> [Task]: Each line below that includes the word "this" is to be reported.

*** Input data Section Begins ***

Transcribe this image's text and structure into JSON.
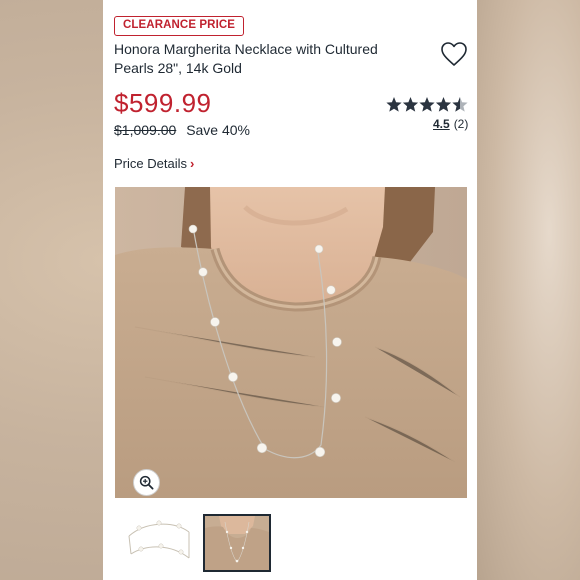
{
  "badge": "CLEARANCE PRICE",
  "product": {
    "title": "Honora Margherita Necklace with Cultured Pearls 28\", 14k Gold"
  },
  "pricing": {
    "price": "$599.99",
    "original_price": "$1,009.00",
    "savings": "Save 40%",
    "details_label": "Price Details",
    "details_chevron": "›"
  },
  "rating": {
    "value": "4.5",
    "count": "(2)",
    "stars": 4.5,
    "max": 5
  },
  "icons": {
    "favorite": "heart-icon",
    "zoom": "magnify-icon",
    "details": "chevron-right-icon"
  },
  "colors": {
    "accent": "#c0222f",
    "text": "#1f2933",
    "stars": "#2b3440"
  },
  "gallery": {
    "thumbnail_count": 2,
    "selected_index": 1
  }
}
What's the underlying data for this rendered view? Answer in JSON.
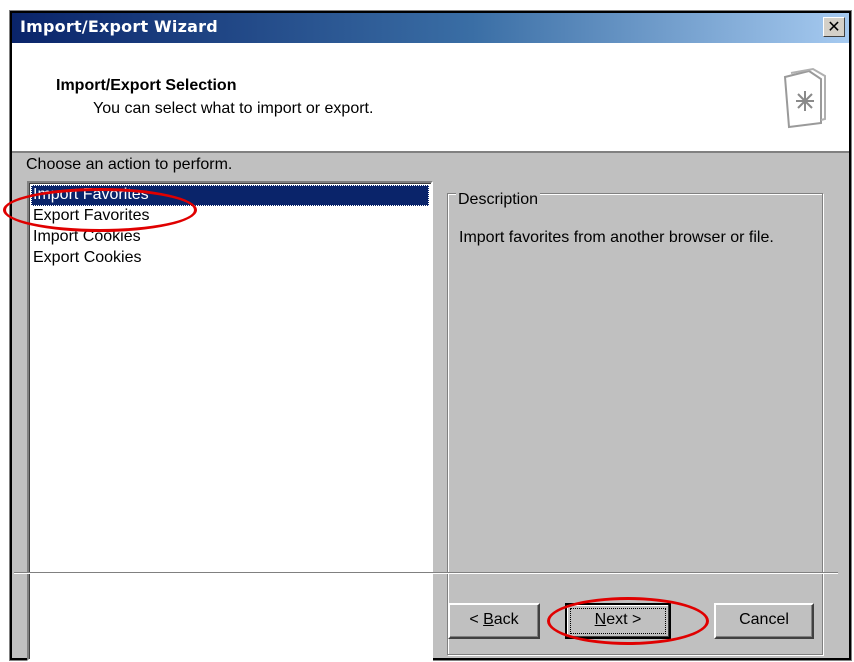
{
  "window": {
    "title": "Import/Export Wizard",
    "close_icon": "close-icon",
    "close_glyph": "✕"
  },
  "header": {
    "title": "Import/Export Selection",
    "subtitle": "You can select what to import or export.",
    "icon": "wizard-document-icon"
  },
  "main": {
    "choose_label": "Choose an action to perform.",
    "actions": [
      {
        "label": "Import Favorites",
        "selected": true
      },
      {
        "label": "Export Favorites",
        "selected": false
      },
      {
        "label": "Import Cookies",
        "selected": false
      },
      {
        "label": "Export Cookies",
        "selected": false
      }
    ],
    "description": {
      "label": "Description",
      "text": "Import favorites from another browser or file."
    }
  },
  "buttons": {
    "back_prefix": "< ",
    "back_key": "B",
    "back_rest": "ack",
    "next_key": "N",
    "next_rest": "ext >",
    "cancel": "Cancel"
  },
  "colors": {
    "selection": "#0a246a",
    "annotation": "#e00000",
    "face": "#c0c0c0"
  }
}
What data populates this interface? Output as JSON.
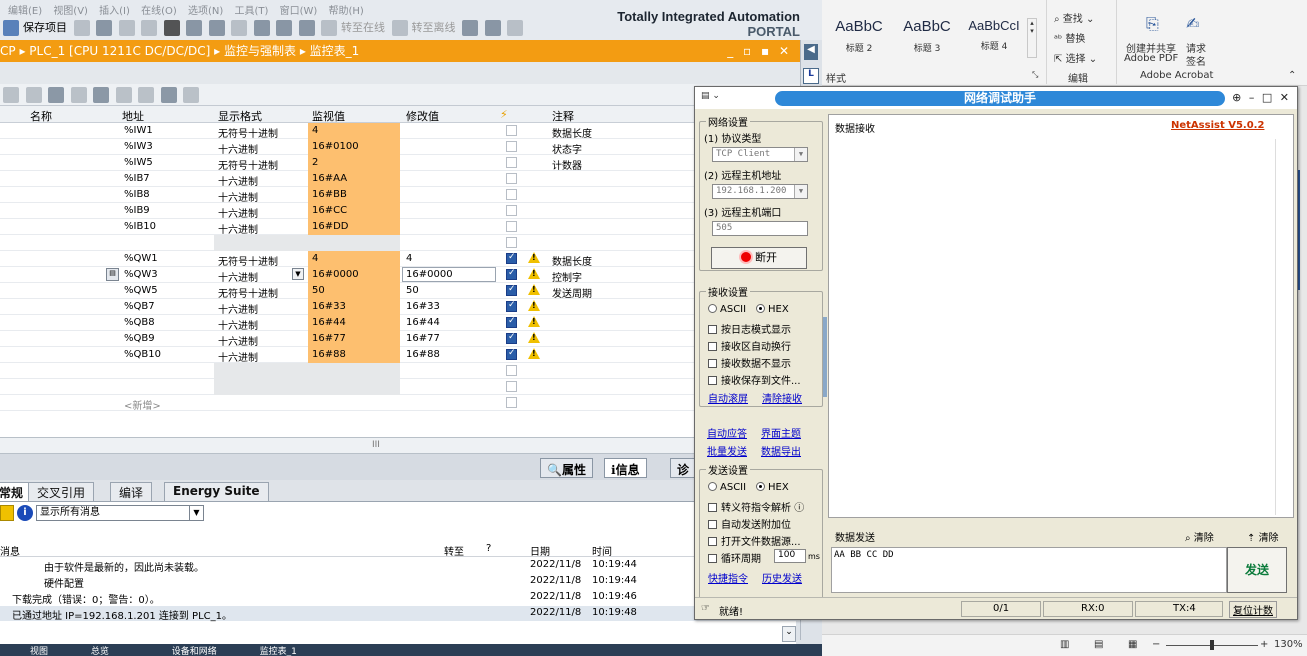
{
  "tia": {
    "menu": [
      "编辑(E)",
      "视图(V)",
      "插入(I)",
      "在线(O)",
      "选项(N)",
      "工具(T)",
      "窗口(W)",
      "帮助(H)"
    ],
    "toolbar": {
      "save": "保存项目",
      "go_online": "转至在线",
      "go_offline": "转至离线"
    },
    "brand_line1": "Totally Integrated Automation",
    "brand_line2": "PORTAL",
    "breadcrumb": {
      "p1": "CP",
      "p2": "PLC_1 [CPU 1211C DC/DC/DC]",
      "p3": "监控与强制表",
      "p4": "监控表_1"
    },
    "table": {
      "headers": {
        "name": "名称",
        "address": "地址",
        "format": "显示格式",
        "monitor": "监视值",
        "modify": "修改值",
        "comment": "注释"
      },
      "rows": [
        {
          "addr": "%IW1",
          "fmt": "无符号十进制",
          "mon": "4",
          "mod": "",
          "chk": false,
          "warn": false,
          "cmt": "数据长度"
        },
        {
          "addr": "%IW3",
          "fmt": "十六进制",
          "mon": "16#0100",
          "mod": "",
          "chk": false,
          "warn": false,
          "cmt": "状态字"
        },
        {
          "addr": "%IW5",
          "fmt": "无符号十进制",
          "mon": "2",
          "mod": "",
          "chk": false,
          "warn": false,
          "cmt": "计数器"
        },
        {
          "addr": "%IB7",
          "fmt": "十六进制",
          "mon": "16#AA",
          "mod": "",
          "chk": false,
          "warn": false,
          "cmt": ""
        },
        {
          "addr": "%IB8",
          "fmt": "十六进制",
          "mon": "16#BB",
          "mod": "",
          "chk": false,
          "warn": false,
          "cmt": ""
        },
        {
          "addr": "%IB9",
          "fmt": "十六进制",
          "mon": "16#CC",
          "mod": "",
          "chk": false,
          "warn": false,
          "cmt": ""
        },
        {
          "addr": "%IB10",
          "fmt": "十六进制",
          "mon": "16#DD",
          "mod": "",
          "chk": false,
          "warn": false,
          "cmt": ""
        },
        {
          "addr": "",
          "fmt": "",
          "mon": "",
          "mod": "",
          "chk": false,
          "warn": false,
          "cmt": "",
          "empty": true
        },
        {
          "addr": "%QW1",
          "fmt": "无符号十进制",
          "mon": "4",
          "mod": "4",
          "chk": true,
          "warn": true,
          "cmt": "数据长度"
        },
        {
          "addr": "%QW3",
          "fmt": "十六进制",
          "mon": "16#0000",
          "mod": "16#0000",
          "chk": true,
          "warn": true,
          "cmt": "控制字",
          "editing": true
        },
        {
          "addr": "%QW5",
          "fmt": "无符号十进制",
          "mon": "50",
          "mod": "50",
          "chk": true,
          "warn": true,
          "cmt": "发送周期"
        },
        {
          "addr": "%QB7",
          "fmt": "十六进制",
          "mon": "16#33",
          "mod": "16#33",
          "chk": true,
          "warn": true,
          "cmt": ""
        },
        {
          "addr": "%QB8",
          "fmt": "十六进制",
          "mon": "16#44",
          "mod": "16#44",
          "chk": true,
          "warn": true,
          "cmt": ""
        },
        {
          "addr": "%QB9",
          "fmt": "十六进制",
          "mon": "16#77",
          "mod": "16#77",
          "chk": true,
          "warn": true,
          "cmt": ""
        },
        {
          "addr": "%QB10",
          "fmt": "十六进制",
          "mon": "16#88",
          "mod": "16#88",
          "chk": true,
          "warn": true,
          "cmt": ""
        },
        {
          "addr": "",
          "fmt": "",
          "mon": "",
          "mod": "",
          "chk": false,
          "warn": false,
          "cmt": "",
          "empty": true
        },
        {
          "addr": "",
          "fmt": "",
          "mon": "",
          "mod": "",
          "chk": false,
          "warn": false,
          "cmt": "",
          "empty": true
        },
        {
          "addr": "<新增>",
          "fmt": "",
          "mon": "",
          "mod": "",
          "chk": false,
          "warn": false,
          "cmt": "",
          "add": true
        }
      ]
    },
    "inspector_tabs": {
      "props": "属性",
      "info": "信息",
      "diag": "诊"
    },
    "sub_tabs": {
      "general": "常规",
      "xref": "交叉引用",
      "compile": "编译",
      "energy": "Energy Suite"
    },
    "filter": "显示所有消息",
    "msg_headers": {
      "msg": "消息",
      "goto": "转至",
      "q": "?",
      "date": "日期",
      "time": "时间"
    },
    "messages": [
      {
        "text": "由于软件是最新的，因此尚未装载。",
        "date": "2022/11/8",
        "time": "10:19:44",
        "indent": 2
      },
      {
        "text": "硬件配置",
        "date": "2022/11/8",
        "time": "10:19:44",
        "indent": 2
      },
      {
        "text": "下载完成（错误：0；警告：0）。",
        "date": "2022/11/8",
        "time": "10:19:46",
        "indent": 1
      },
      {
        "text": "已通过地址 IP=192.168.1.201 连接到 PLC_1。",
        "date": "2022/11/8",
        "time": "10:19:48",
        "indent": 1
      }
    ],
    "taskbar": [
      "视图",
      "总览",
      "设备和网络",
      "监控表_1"
    ]
  },
  "word": {
    "styles": [
      {
        "sample": "AaBbC",
        "cap": "标题 2"
      },
      {
        "sample": "AaBbC",
        "cap": "标题 3"
      },
      {
        "sample": "AaBbCcI",
        "cap": "标题 4"
      }
    ],
    "find": "查找",
    "replace": "替换",
    "select": "选择",
    "edit_group": "编辑",
    "pdf_create": "创建并共享",
    "pdf_sub": "Adobe PDF",
    "sign_req": "请求",
    "sign_sub": "签名",
    "acrobat_group": "Adobe Acrobat",
    "styles_group": "样式",
    "zoom": "130%"
  },
  "netassist": {
    "title": "网络调试助手",
    "version": "NetAssist V5.0.2",
    "net_settings": "网络设置",
    "proto_label": "(1) 协议类型",
    "proto_value": "TCP Client",
    "host_label": "(2) 远程主机地址",
    "host_value": "192.168.1.200",
    "port_label": "(3) 远程主机端口",
    "port_value": "505",
    "disconnect": "断开",
    "recv_settings": "接收设置",
    "ascii": "ASCII",
    "hex": "HEX",
    "recv_opts": [
      "按日志模式显示",
      "接收区自动换行",
      "接收数据不显示",
      "接收保存到文件..."
    ],
    "auto_scroll": "自动滚屏",
    "clear_recv": "清除接收",
    "auto_reply": "自动应答",
    "ui_theme": "界面主题",
    "batch_send": "批量发送",
    "export": "数据导出",
    "send_settings": "发送设置",
    "send_opts": [
      "转义符指令解析",
      "自动发送附加位",
      "打开文件数据源..."
    ],
    "loop_label": "循环周期",
    "loop_value": "100",
    "loop_unit": "ms",
    "quick_cmd": "快捷指令",
    "history": "历史发送",
    "recv_label": "数据接收",
    "send_label": "数据发送",
    "clear1": "清除",
    "clear2": "清除",
    "send_text": "AA BB CC DD",
    "send_btn": "发送",
    "status": "就绪!",
    "count": "0/1",
    "rx": "RX:0",
    "tx": "TX:4",
    "reset": "复位计数"
  }
}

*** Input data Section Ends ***

> [Answer section]:
Transcribe this image's text and structure into JSON.
What's the underlying data for this rendered view? Answer in JSON.
What data populates this interface? Output as JSON.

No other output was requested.